# Collected data entries
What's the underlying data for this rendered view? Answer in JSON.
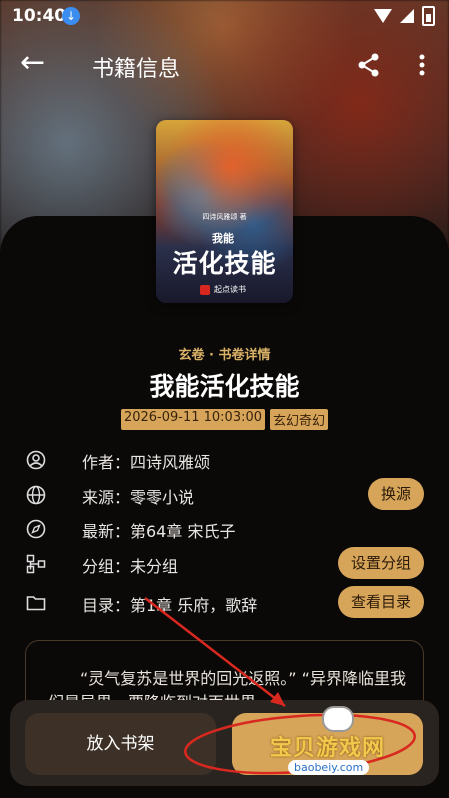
{
  "status_bar": {
    "time": "10:40",
    "download_icon": "download-icon",
    "wifi_icon": "wifi-icon",
    "signal_icon": "signal-icon",
    "battery_icon": "battery-icon"
  },
  "app_bar": {
    "title": "书籍信息",
    "back_icon": "arrow-left-icon",
    "share_icon": "share-icon",
    "more_icon": "more-vertical-icon"
  },
  "cover": {
    "author": "四诗风雅颂 著",
    "title_small": "我能",
    "title_big": "活化技能",
    "publisher": "起点读书"
  },
  "book": {
    "kicker": "玄卷 · 书卷详情",
    "title": "我能活化技能",
    "tags": [
      "2026-09-11 10:03:00",
      "玄幻奇幻"
    ]
  },
  "info_rows": [
    {
      "icon": "user-icon",
      "text": "作者：四诗风雅颂"
    },
    {
      "icon": "globe-icon",
      "text": "来源：零零小说",
      "action": "换源"
    },
    {
      "icon": "compass-icon",
      "text": "最新：第64章 宋氏子"
    },
    {
      "icon": "group-icon",
      "text": "分组：未分组",
      "action": "设置分组"
    },
    {
      "icon": "folder-icon",
      "text": "目录：第1章 乐府，歌辞",
      "action": "查看目录"
    }
  ],
  "intro": {
    "text": "“灵气复苏是世界的回光返照。” “异界降临里我们是异界，要降临到对面世界"
  },
  "bottom": {
    "add_shelf": "放入书架",
    "read": ""
  },
  "watermark": {
    "text": "宝贝游戏网",
    "url": "baobeiy.com"
  },
  "colors": {
    "accent": "#d6a55a",
    "background": "#0b0908"
  }
}
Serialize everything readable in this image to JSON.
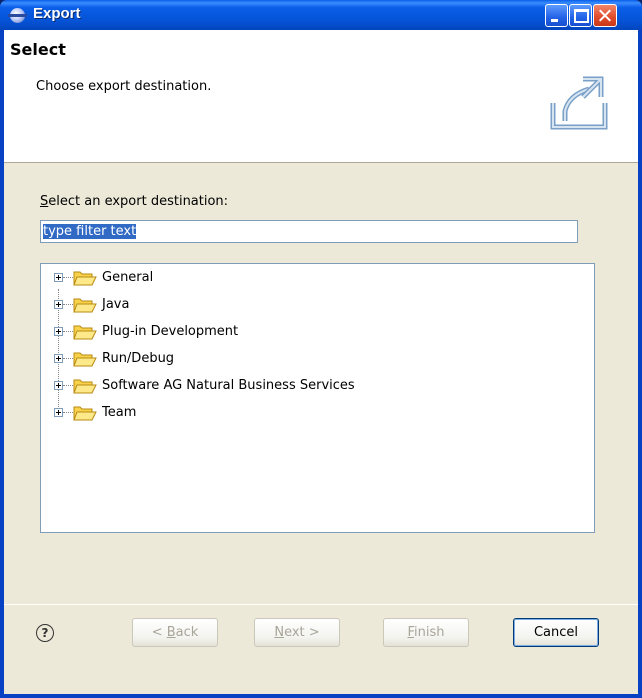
{
  "window": {
    "title": "Export"
  },
  "header": {
    "title": "Select",
    "description": "Choose export destination."
  },
  "section": {
    "label_prefix": "S",
    "label_rest": "elect an export destination:"
  },
  "filter": {
    "value": "type filter text"
  },
  "tree": {
    "items": [
      {
        "label": "General"
      },
      {
        "label": "Java"
      },
      {
        "label": "Plug-in Development"
      },
      {
        "label": "Run/Debug"
      },
      {
        "label": "Software AG Natural Business Services"
      },
      {
        "label": "Team"
      }
    ]
  },
  "buttons": {
    "help": "?",
    "back_prefix": "< ",
    "back_mnemonic": "B",
    "back_rest": "ack",
    "next_mnemonic": "N",
    "next_rest": "ext >",
    "finish_mnemonic": "F",
    "finish_rest": "inish",
    "cancel": "Cancel"
  },
  "colors": {
    "titlebar": "#0553d6",
    "folder": "#f8d24a",
    "selection": "#316ac5"
  }
}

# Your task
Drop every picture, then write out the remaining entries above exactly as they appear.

# Reply to the task
What's the underlying data for this rendered view? Answer in JSON.
{
  "status_bar": {
    "time": "10:40",
    "download_icon": "download-icon",
    "wifi_icon": "wifi-icon",
    "signal_icon": "signal-icon",
    "battery_icon": "battery-icon"
  },
  "app_bar": {
    "title": "书籍信息",
    "back_icon": "arrow-left-icon",
    "share_icon": "share-icon",
    "more_icon": "more-vertical-icon"
  },
  "cover": {
    "author": "四诗风雅颂 著",
    "title_small": "我能",
    "title_big": "活化技能",
    "publisher": "起点读书"
  },
  "book": {
    "kicker": "玄卷 · 书卷详情",
    "title": "我能活化技能",
    "tags": [
      "2026-09-11 10:03:00",
      "玄幻奇幻"
    ]
  },
  "info_rows": [
    {
      "icon": "user-icon",
      "text": "作者：四诗风雅颂"
    },
    {
      "icon": "globe-icon",
      "text": "来源：零零小说",
      "action": "换源"
    },
    {
      "icon": "compass-icon",
      "text": "最新：第64章 宋氏子"
    },
    {
      "icon": "group-icon",
      "text": "分组：未分组",
      "action": "设置分组"
    },
    {
      "icon": "folder-icon",
      "text": "目录：第1章 乐府，歌辞",
      "action": "查看目录"
    }
  ],
  "intro": {
    "text": "“灵气复苏是世界的回光返照。” “异界降临里我们是异界，要降临到对面世界"
  },
  "bottom": {
    "add_shelf": "放入书架",
    "read": ""
  },
  "watermark": {
    "text": "宝贝游戏网",
    "url": "baobeiy.com"
  },
  "colors": {
    "accent": "#d6a55a",
    "background": "#0b0908"
  }
}
Serialize everything readable in this image to JSON.
{
  "window": {
    "title": "Export"
  },
  "header": {
    "title": "Select",
    "description": "Choose export destination."
  },
  "section": {
    "label_prefix": "S",
    "label_rest": "elect an export destination:"
  },
  "filter": {
    "value": "type filter text"
  },
  "tree": {
    "items": [
      {
        "label": "General"
      },
      {
        "label": "Java"
      },
      {
        "label": "Plug-in Development"
      },
      {
        "label": "Run/Debug"
      },
      {
        "label": "Software AG Natural Business Services"
      },
      {
        "label": "Team"
      }
    ]
  },
  "buttons": {
    "help": "?",
    "back_prefix": "< ",
    "back_mnemonic": "B",
    "back_rest": "ack",
    "next_mnemonic": "N",
    "next_rest": "ext >",
    "finish_mnemonic": "F",
    "finish_rest": "inish",
    "cancel": "Cancel"
  },
  "colors": {
    "titlebar": "#0553d6",
    "folder": "#f8d24a",
    "selection": "#316ac5"
  }
}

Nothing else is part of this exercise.